◆ WHAT YOU HAVE TO DO
Starting from the first line, set down the entire listing exactly.

◆ DATA SHOWN
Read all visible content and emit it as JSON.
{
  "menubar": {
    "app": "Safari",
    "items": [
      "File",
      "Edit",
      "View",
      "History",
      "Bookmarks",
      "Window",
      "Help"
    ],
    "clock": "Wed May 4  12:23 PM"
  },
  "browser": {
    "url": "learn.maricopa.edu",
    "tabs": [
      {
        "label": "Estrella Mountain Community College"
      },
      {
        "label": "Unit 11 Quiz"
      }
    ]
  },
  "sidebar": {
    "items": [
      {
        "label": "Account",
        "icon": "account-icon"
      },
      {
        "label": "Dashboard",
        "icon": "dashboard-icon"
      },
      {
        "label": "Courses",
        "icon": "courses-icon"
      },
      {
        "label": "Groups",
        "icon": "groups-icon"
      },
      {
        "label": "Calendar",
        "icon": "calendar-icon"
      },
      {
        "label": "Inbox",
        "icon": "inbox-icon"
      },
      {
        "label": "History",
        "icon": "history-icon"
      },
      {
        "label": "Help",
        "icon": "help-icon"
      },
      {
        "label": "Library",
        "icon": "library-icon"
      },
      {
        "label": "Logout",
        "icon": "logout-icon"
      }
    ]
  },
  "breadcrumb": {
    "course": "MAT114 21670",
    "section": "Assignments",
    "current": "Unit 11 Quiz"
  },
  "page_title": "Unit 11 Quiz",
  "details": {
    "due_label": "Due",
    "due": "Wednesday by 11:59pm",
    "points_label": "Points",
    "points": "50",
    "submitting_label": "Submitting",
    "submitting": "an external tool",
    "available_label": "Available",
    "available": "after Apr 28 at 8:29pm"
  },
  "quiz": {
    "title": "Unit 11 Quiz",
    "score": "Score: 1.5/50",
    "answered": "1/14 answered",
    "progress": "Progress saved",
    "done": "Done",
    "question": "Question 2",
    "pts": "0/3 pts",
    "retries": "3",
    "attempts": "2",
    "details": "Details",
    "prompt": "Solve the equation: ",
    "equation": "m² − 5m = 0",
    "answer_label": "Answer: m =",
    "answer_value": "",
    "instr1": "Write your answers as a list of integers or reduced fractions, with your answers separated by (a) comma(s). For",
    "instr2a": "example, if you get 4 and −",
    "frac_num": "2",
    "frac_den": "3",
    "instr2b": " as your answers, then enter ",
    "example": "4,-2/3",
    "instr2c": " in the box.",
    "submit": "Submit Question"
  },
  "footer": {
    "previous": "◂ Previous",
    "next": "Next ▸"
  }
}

◆ ANSWER FOR THE TASK
Read all visible content and emit it as JSON.
{
  "menubar": {
    "app": "Safari",
    "items": [
      "File",
      "Edit",
      "View",
      "History",
      "Bookmarks",
      "Window",
      "Help"
    ],
    "clock": "Wed May 4  12:23 PM"
  },
  "browser": {
    "url": "learn.maricopa.edu",
    "tabs": [
      {
        "label": "Estrella Mountain Community College"
      },
      {
        "label": "Unit 11 Quiz"
      }
    ]
  },
  "sidebar": {
    "items": [
      {
        "label": "Account",
        "icon": "account-icon"
      },
      {
        "label": "Dashboard",
        "icon": "dashboard-icon"
      },
      {
        "label": "Courses",
        "icon": "courses-icon"
      },
      {
        "label": "Groups",
        "icon": "groups-icon"
      },
      {
        "label": "Calendar",
        "icon": "calendar-icon"
      },
      {
        "label": "Inbox",
        "icon": "inbox-icon"
      },
      {
        "label": "History",
        "icon": "history-icon"
      },
      {
        "label": "Help",
        "icon": "help-icon"
      },
      {
        "label": "Library",
        "icon": "library-icon"
      },
      {
        "label": "Logout",
        "icon": "logout-icon"
      }
    ]
  },
  "breadcrumb": {
    "course": "MAT114 21670",
    "section": "Assignments",
    "current": "Unit 11 Quiz"
  },
  "page_title": "Unit 11 Quiz",
  "details": {
    "due_label": "Due",
    "due": "Wednesday by 11:59pm",
    "points_label": "Points",
    "points": "50",
    "submitting_label": "Submitting",
    "submitting": "an external tool",
    "available_label": "Available",
    "available": "after Apr 28 at 8:29pm"
  },
  "quiz": {
    "title": "Unit 11 Quiz",
    "score": "Score: 1.5/50",
    "answered": "1/14 answered",
    "progress": "Progress saved",
    "done": "Done",
    "question": "Question 2",
    "pts": "0/3 pts",
    "retries": "3",
    "attempts": "2",
    "details": "Details",
    "prompt": "Solve the equation: ",
    "equation": "m² − 5m = 0",
    "answer_label": "Answer: m =",
    "answer_value": "",
    "instr1": "Write your answers as a list of integers or reduced fractions, with your answers separated by (a) comma(s). For",
    "instr2a": "example, if you get 4 and −",
    "frac_num": "2",
    "frac_den": "3",
    "instr2b": " as your answers, then enter ",
    "example": "4,-2/3",
    "instr2c": " in the box.",
    "submit": "Submit Question"
  },
  "footer": {
    "previous": "◂ Previous",
    "next": "Next ▸"
  }
}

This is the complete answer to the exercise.